Muslims, Sikhs and Hindus are accusing Republican presidential candidate Rick Santorum of bigotry and ignorance after he said that “equality” is solely a Judeo-Christian concept.

“Where do you think the concept of equality comes from?” Santorum said on the campaign trail last Friday (Jan. 20). “It doesn’t come from Islam. It doesn’t come from the East and Eastern religions. It comes from the God of Abraham, Isaac, and Jacob.”

Not everyone agreed.

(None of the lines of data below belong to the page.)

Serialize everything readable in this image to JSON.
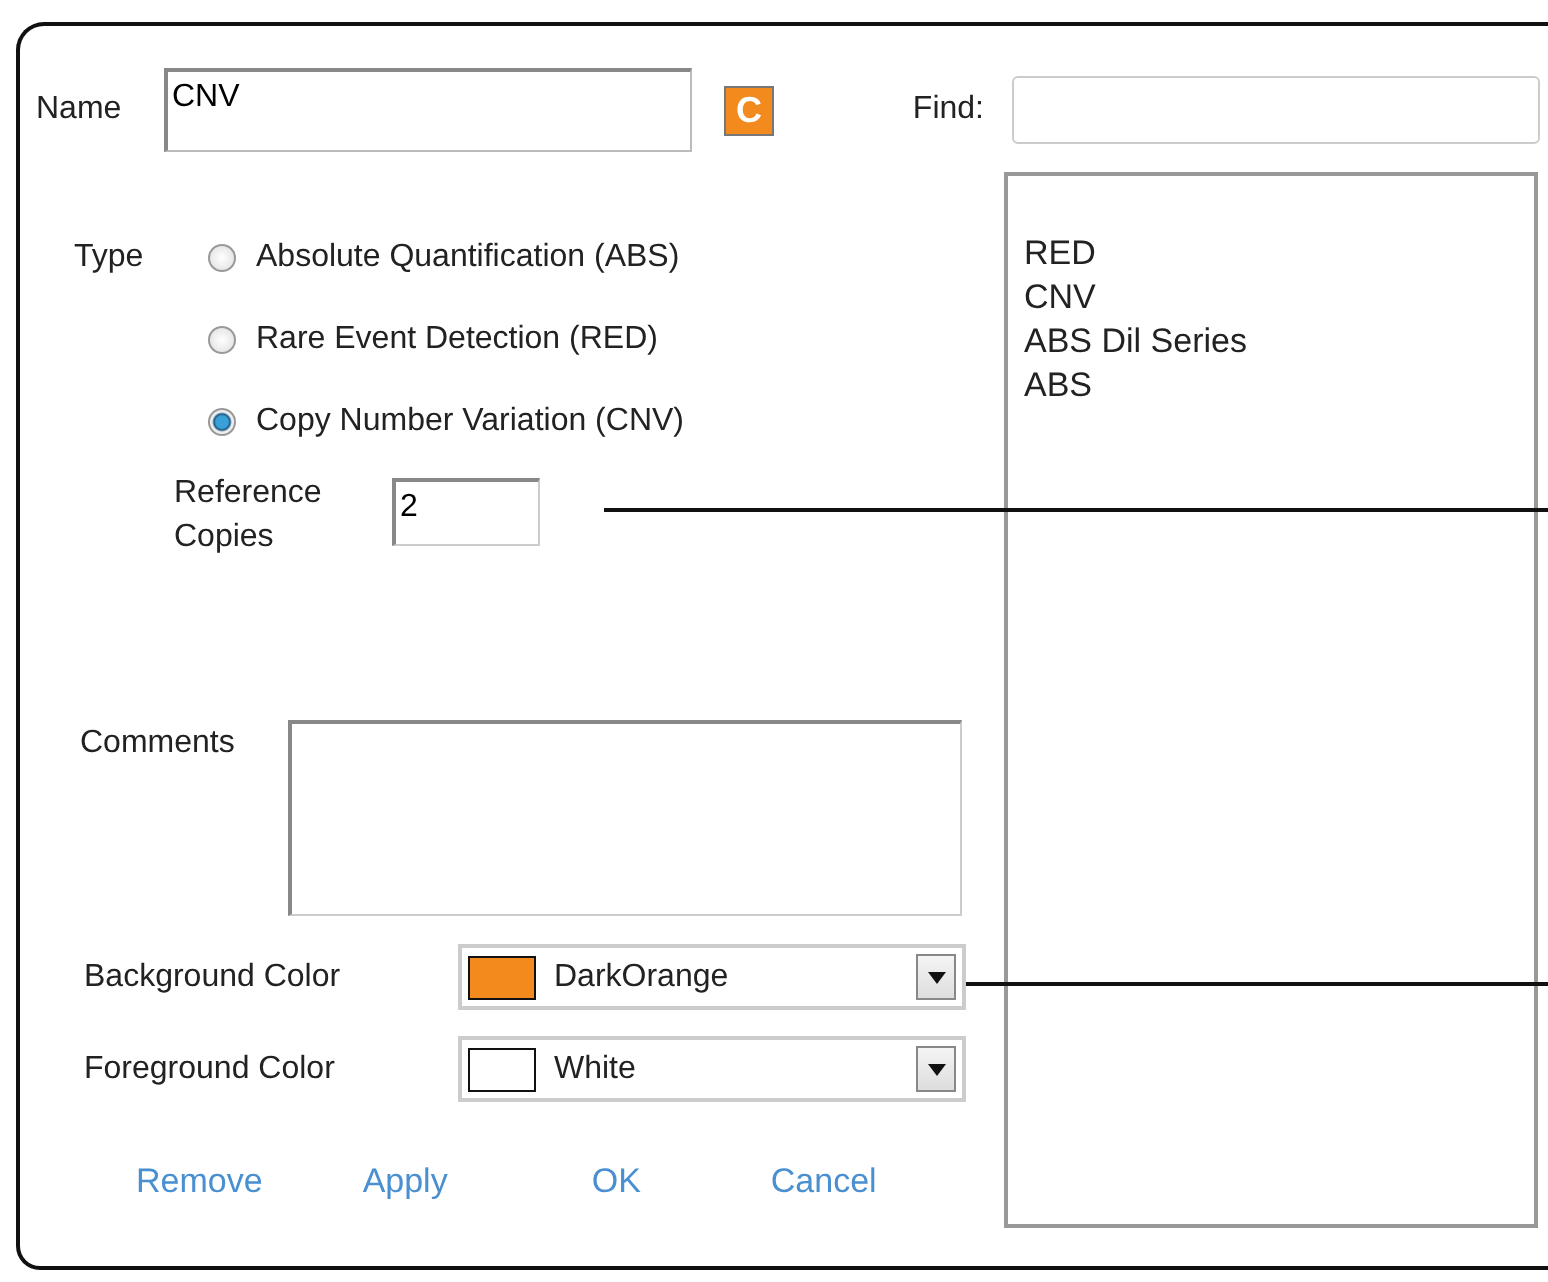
{
  "name_field": {
    "label": "Name",
    "value": "CNV"
  },
  "preview_badge": {
    "text": "C"
  },
  "find": {
    "label": "Find:"
  },
  "type": {
    "label": "Type",
    "options": [
      {
        "label": "Absolute Quantification (ABS)",
        "selected": false
      },
      {
        "label": "Rare Event Detection (RED)",
        "selected": false
      },
      {
        "label": "Copy Number Variation (CNV)",
        "selected": true
      }
    ]
  },
  "reference_copies": {
    "label": "Reference Copies",
    "value": "2"
  },
  "comments": {
    "label": "Comments"
  },
  "colors": [
    {
      "label": "Background Color",
      "value": "DarkOrange",
      "color": "#f28a1e"
    },
    {
      "label": "Foreground Color",
      "value": "White",
      "color": "#ffffff"
    }
  ],
  "buttons": [
    "Remove",
    "Apply",
    "OK",
    "Cancel"
  ],
  "list": {
    "items": [
      "RED",
      "CNV",
      "ABS Dil Series",
      "ABS"
    ]
  }
}
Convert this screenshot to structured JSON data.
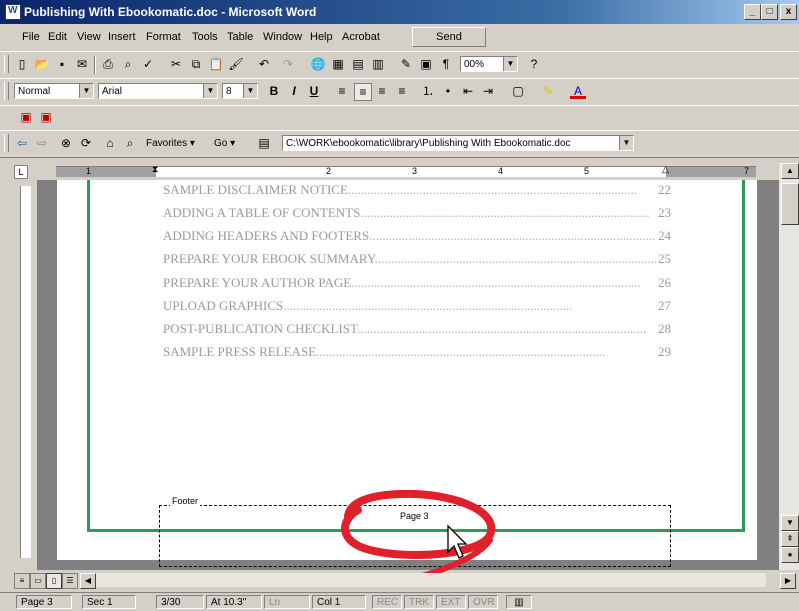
{
  "window": {
    "title": "Publishing With Ebookomatic.doc - Microsoft Word",
    "controls": [
      "_",
      "□",
      "x"
    ]
  },
  "menu": {
    "items": [
      "File",
      "Edit",
      "View",
      "Insert",
      "Format",
      "Tools",
      "Table",
      "Window",
      "Help",
      "Acrobat"
    ],
    "send_label": "Send"
  },
  "toolbar": {
    "zoom": "00%",
    "style": "Normal",
    "font": "Arial",
    "font_size": "8",
    "bold": "B",
    "italic": "I",
    "underline": "U"
  },
  "web_toolbar": {
    "favorites_label": "Favorites",
    "go_label": "Go",
    "address": "C:\\WORK\\ebookomatic\\library\\Publishing With Ebookomatic.doc"
  },
  "ruler": {
    "numbers": [
      "1",
      "2",
      "3",
      "4",
      "5",
      "7"
    ]
  },
  "toc": [
    {
      "title": "SAMPLE DISCLAIMER NOTICE",
      "page": "22"
    },
    {
      "title": "ADDING A TABLE OF CONTENTS",
      "page": "23"
    },
    {
      "title": "ADDING HEADERS AND FOOTERS",
      "page": "24"
    },
    {
      "title": "PREPARE YOUR EBOOK SUMMARY",
      "page": "25"
    },
    {
      "title": "PREPARE YOUR AUTHOR PAGE",
      "page": "26"
    },
    {
      "title": "UPLOAD GRAPHICS",
      "page": "27"
    },
    {
      "title": "POST-PUBLICATION CHECKLIST",
      "page": "28"
    },
    {
      "title": "SAMPLE PRESS RELEASE",
      "page": "29"
    }
  ],
  "footer": {
    "label": "Footer",
    "page_text": "Page 3"
  },
  "status": {
    "page": "Page 3",
    "sec": "Sec 1",
    "pages": "3/30",
    "at": "At 10.3\"",
    "ln": "Ln",
    "col": "Col 1",
    "rec": "REC",
    "trk": "TRK",
    "ext": "EXT",
    "ovr": "OVR"
  },
  "colors": {
    "page_border": "#2d9a5c",
    "annotation": "#e0202a",
    "titlebar": "#0a246a"
  }
}
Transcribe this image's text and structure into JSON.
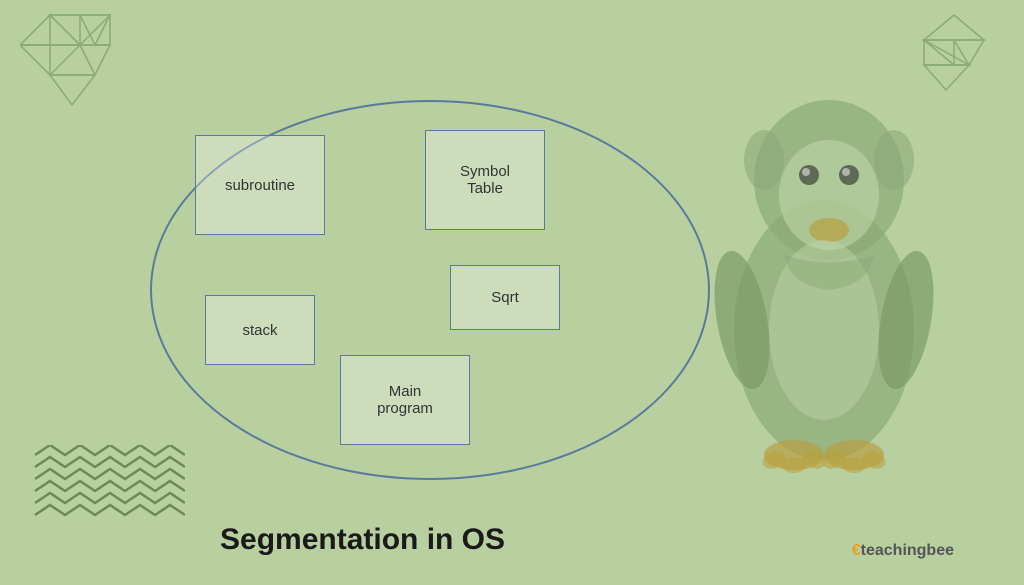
{
  "page": {
    "background_color": "#b8cfa0",
    "title": "Segmentation in OS",
    "brand": {
      "logo_text": "teachingbee",
      "logo_prefix": "E",
      "logo_prefix_color": "#e8a020"
    }
  },
  "segments": {
    "subroutine": {
      "label": "subroutine"
    },
    "symbol_table": {
      "label": "Symbol\nTable"
    },
    "stack": {
      "label": "stack"
    },
    "sqrt": {
      "label": "Sqrt"
    },
    "main_program": {
      "label": "Main\nprogram"
    }
  },
  "decorations": {
    "geo_top_left": "geometric-diamond-icon",
    "geo_top_right": "geometric-diamond-icon",
    "zigzag_bottom_left": "zigzag-pattern-icon",
    "tux_penguin": "linux-tux-icon"
  }
}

“Sen. Santorum’s presidential campaign is now playing to the lowest common denominator of religious bigotry and prejudice by attacking Eastern religions and Islam,” said Aseem Shukla of the Hindu American Foundation. Santorum’s comments, Shukla added, “show a profound ignorance of the teachings of Dharma spiritual traditions, such as Hinduism, Buddhism, Jainism, and Sikhism.”

Santorum’s campaign did not answer repeated requests for comment.

Critics said Santorum — a devout Catholic — not only has his politics wrong, but also his history.

For example, in the Bhagavad Gita, a Hindu scripture, the god Krishna writes, “I look upon all creatures equally; none are less dear to me and none more dear.”

“Indian religions predate Abraham, Jacob and all that Rick Santorum was talking about,” said Sulekh Jain of Sugar Land, Texas, chairman of the International School for Jain Studies. “All souls are equal in every way. All feel pain and all feel pleasure. This concept is deeply embedded in the whole philosophy of Jainism.”

Sikhs, who also trace their religion to India, were equally upset.

“In Sikhism, all human beings have equal status in the eyes of God. No differentiation in status or ceremonies or rights is made between men and women, rich and poor, foreigner and countryman, high caste or low caste,” said Manbeena Kaur, education director for the New York-based Sikh Coalition.

“Sikhs have had this belief in and practice of equality as a spiritual mandate long before the political revolutions that brought freedom to America and much of the Western world.”

Buddhism expert Toshie Kurihara argues equality was a foundational teaching of the Buddha.

“The Buddha preached against the caste system and advocated equality of all people. From the beginning, Buddhism espoused the concept of equality of all people,” she wrote last year in the Journal of Oriental Studies.

The Washington-based Council on American-Islamic Relations said it would send Santorum a copy of the Quran, Islam’s holy text.

“The Quran is the best refutation of Mr. Santorum’s inaccurate and offensive remarks,” said Ibrahim Hooper, a CAIR spokesman.

The group cited Quran verses and sayings of Islam’s Prophet Muhammad that supported equality. For example, Prophet Muhammad is reported to have said, “All people are equal as the teeth of a comb.”